Grammar: Overall quite good however, there are issues occasionally with either minor plot holes/conflicts with previous information that need to be edited out or word issues/grammar that get flubbed a bit. I am more bothered by the small plot issues that crop up than anthing else though. Note: these issues don't impact the main plot. It is almost always small details.
Character: Where the story really shines. The characters have flavor and personality all over the place and they do feel like people. Enough over the top that they make an impact but not so much they are a caricature. I look forward to what other characters get introduced along the way as I'm sure it will be entertaining. Along with changes to the main characters over time.
Overall: Highly recommend despite the occasional stumble. Definitely read if you are into dungeon core style stories. I haven't regretted it, and I doubt you will either.
Yagacore is yet another amazing addition to Alex's Coreverse Universe that adds something new to the Dungeoncore, and LitRPG, genre that you'd never have expected.
Style: Alex's style blends cheeky banter and well rounded descriptions with a certain flavor of sass that just smells like winning. If I had to give Alex's writing, especially Yagacore, a score it would Charlie-Sheen's-"Tiger's-Blood"-rant/10
Grammar: Alex is meticulous in his editing, and even when he misses something he's quick to correct issues pointed out. The story overall has the kind of syntax and diction that drives every sentence home in a unique manner, and never feels repetitive.
Story: MMMF. I don't even know what else I can say.

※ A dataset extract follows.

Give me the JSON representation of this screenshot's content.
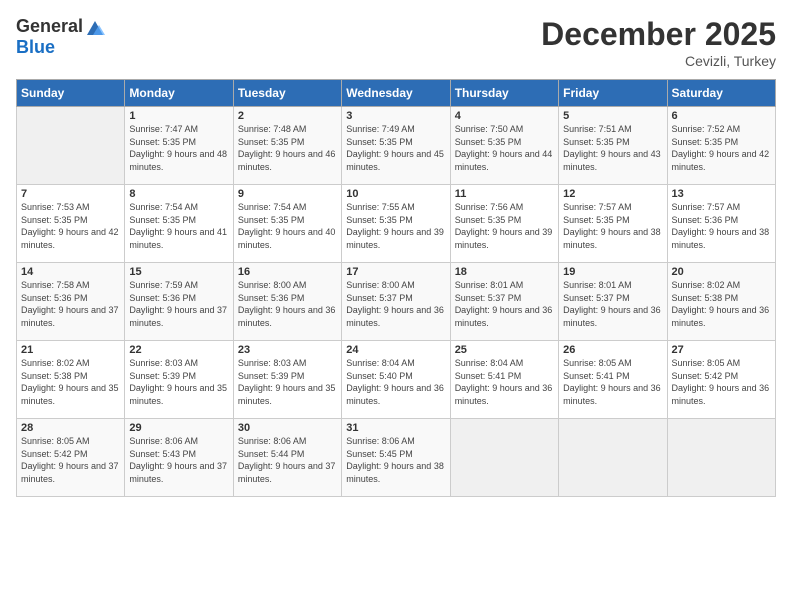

The plot is extremely character driven and well structured, the narrative drags the reader along whether they're ready or not and each chapter leaves me practically vibrating with anticipation of the next. I. Need. Moar.
Characters: This is the real reason I wrote this review. Alex has always had masterful characterization that brought the world around them to life. Raizman has a knack for making the inanimate personal in a way that really just sticks with you. Zaria is relatable in a way that transcends her lassaiz-fairre attitude about others and Vysala is that perfect blend of foil and compliment to the Dungeon That Walks Like a man, offsetting the primary narrator's disregard for others with her own insistence that life be respected (within reason) if not cherished. Combined with their witty back and forth and the creativity with which they speak, Alex has built two of my favorite characters to date, and I write too. I love these characters more than I love most of my own.
I'm ecstatic to see where this story, and the rest of the Coreverse, goes in the future.